ERM as a discipline remains in a nascent stage and lacks an industry standardization or prescriptive format. For Sterling Bank, this meant they had the resources to build a GRC program, with no authoritative document to guide its strategies and decisions. Though it was a challenge, there was also an advantage; Sterling did not face any restrictions in adopting innovative new ways to achieve effective risk management.
Implementing an Effective Training Program
Educating employees on both the new risk management procedures as well as how to use the GRC tool was a demanding and resource intensive exercise. The task had to be handled along the same lines as that of change management. Employees across the newly structured bank also needed to be educated as to the rationale for a new risk program that included the articulation of the bank's vision that would guide them in their routine day-to-day processes and decision-making.
Adopting Robust Reporting
Implementing an efficient reporting mechanism was critical to adapting to the changing business requirements and conditions. Sterling Bank had a good risk architecture, risk library, and risk policies in place. However, different business units and teams provided several different risk reports, which had to be consolidated in order to gain one single common perspective across the enterprise. This was challenging, considering that the reports generated quickly lost their relevance and timeliness after a few days.
Sterling Bank leveraged MetricStream's GRC suite of solutions to enable the execution of their new risk management strategy, and also to strengthen the foundation of their newly established business structure and enterprise. Technology has powered the entire Sterling GRC program implementation, and has helped the bank overcome many challenges by doing the following:

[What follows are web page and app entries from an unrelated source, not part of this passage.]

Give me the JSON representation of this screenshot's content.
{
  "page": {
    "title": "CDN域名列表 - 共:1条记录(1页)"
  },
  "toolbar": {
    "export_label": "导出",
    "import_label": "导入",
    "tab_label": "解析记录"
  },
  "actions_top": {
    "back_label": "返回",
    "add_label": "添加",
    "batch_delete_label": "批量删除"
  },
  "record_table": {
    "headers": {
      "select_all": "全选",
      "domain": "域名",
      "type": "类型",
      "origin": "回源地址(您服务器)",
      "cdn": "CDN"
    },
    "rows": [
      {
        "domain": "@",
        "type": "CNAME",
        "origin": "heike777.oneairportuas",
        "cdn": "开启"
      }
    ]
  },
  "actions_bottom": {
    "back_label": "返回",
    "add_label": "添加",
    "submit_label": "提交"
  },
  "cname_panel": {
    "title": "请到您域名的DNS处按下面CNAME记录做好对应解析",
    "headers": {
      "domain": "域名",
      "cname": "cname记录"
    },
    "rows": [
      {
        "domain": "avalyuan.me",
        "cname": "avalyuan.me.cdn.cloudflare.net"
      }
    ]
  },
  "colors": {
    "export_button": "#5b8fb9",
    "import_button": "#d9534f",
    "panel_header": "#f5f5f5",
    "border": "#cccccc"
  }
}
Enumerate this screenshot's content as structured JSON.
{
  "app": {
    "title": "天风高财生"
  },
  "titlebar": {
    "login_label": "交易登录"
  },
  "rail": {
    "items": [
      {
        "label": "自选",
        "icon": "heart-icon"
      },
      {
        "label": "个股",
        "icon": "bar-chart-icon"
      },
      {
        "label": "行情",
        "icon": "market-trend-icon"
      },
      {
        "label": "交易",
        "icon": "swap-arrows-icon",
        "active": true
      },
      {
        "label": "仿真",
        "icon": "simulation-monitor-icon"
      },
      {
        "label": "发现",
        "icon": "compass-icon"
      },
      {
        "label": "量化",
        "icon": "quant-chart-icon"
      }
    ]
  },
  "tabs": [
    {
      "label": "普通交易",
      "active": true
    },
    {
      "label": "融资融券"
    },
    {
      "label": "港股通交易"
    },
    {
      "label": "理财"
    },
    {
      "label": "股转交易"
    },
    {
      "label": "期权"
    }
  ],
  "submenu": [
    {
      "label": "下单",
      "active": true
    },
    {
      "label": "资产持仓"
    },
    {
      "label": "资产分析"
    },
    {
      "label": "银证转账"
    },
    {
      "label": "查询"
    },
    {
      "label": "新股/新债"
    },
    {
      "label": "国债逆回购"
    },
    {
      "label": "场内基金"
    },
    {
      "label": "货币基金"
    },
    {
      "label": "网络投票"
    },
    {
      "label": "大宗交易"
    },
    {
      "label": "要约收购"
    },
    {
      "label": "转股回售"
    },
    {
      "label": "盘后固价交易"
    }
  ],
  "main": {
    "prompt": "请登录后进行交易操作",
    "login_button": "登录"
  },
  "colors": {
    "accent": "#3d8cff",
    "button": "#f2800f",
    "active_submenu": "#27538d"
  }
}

• It is imperative to gain management buyin so that risk management strategies and policies can be effectively and consistently implemented across the enterprise.
• The project scope must be well defined from the beginning. Sterling Bank realized that its plan to implement 13 modules of the software solution in one year was not practical, and was an aggressive approach prone to delays and lack of resources.
• The resource requirements must be accurately determined prior to the start of a GRC program implementation. Underestimating project resources can derail an organization's entire risk management program.
• Technology is an enabling tool that also requires reliable data to achieve the desired end results. Sterling Bank began with little content, but quickly utilized their GRC program as an exercise to define all of their risks and controls, and build a thorough content base.
Best Practices in GRC Program Implementation
• Create a well-defined GRC program, tailored to the internal needs and challenges of a company
• Thoroughly document all requirements, factoring in the scale and size of the project
• Avoid designing complex solutions that address every conceivable business scenario
• Deploy a phased approach during complex stages in the program
• Give sufficient time and resources to stakeholders to encourage active participation in the program implementation
As a newly recapitalized bank, Sterling had huge volumes of risk information that existed in separate silos, and in a variety of formats including sharepoint, spreadsheets, and word documents. The bank needed a way to consolidate all of this risk information to provide the Board of Directors, senior management and line management with a single and unified view of risk. The bank's Board of Directors is comprised of seasoned business leaders with extensive banking experience, who expected actionable risk information and frequent opportunities for meaningful dialogues with the risk team. For the Board of Directors, it was critical that they had a clear idea of the specific areas that had elevated risks, and the corresponding response strategies and plans developed by the risk team.
In addition, Sterling Bank needed to integrate the fragmented risk management structures of their parent company and the bank itself, and also standardize all of the disparate processes. The answer to these complex challenges was a comprehensive and integrated GRC program that would drive a strong risk culture across the entire bank.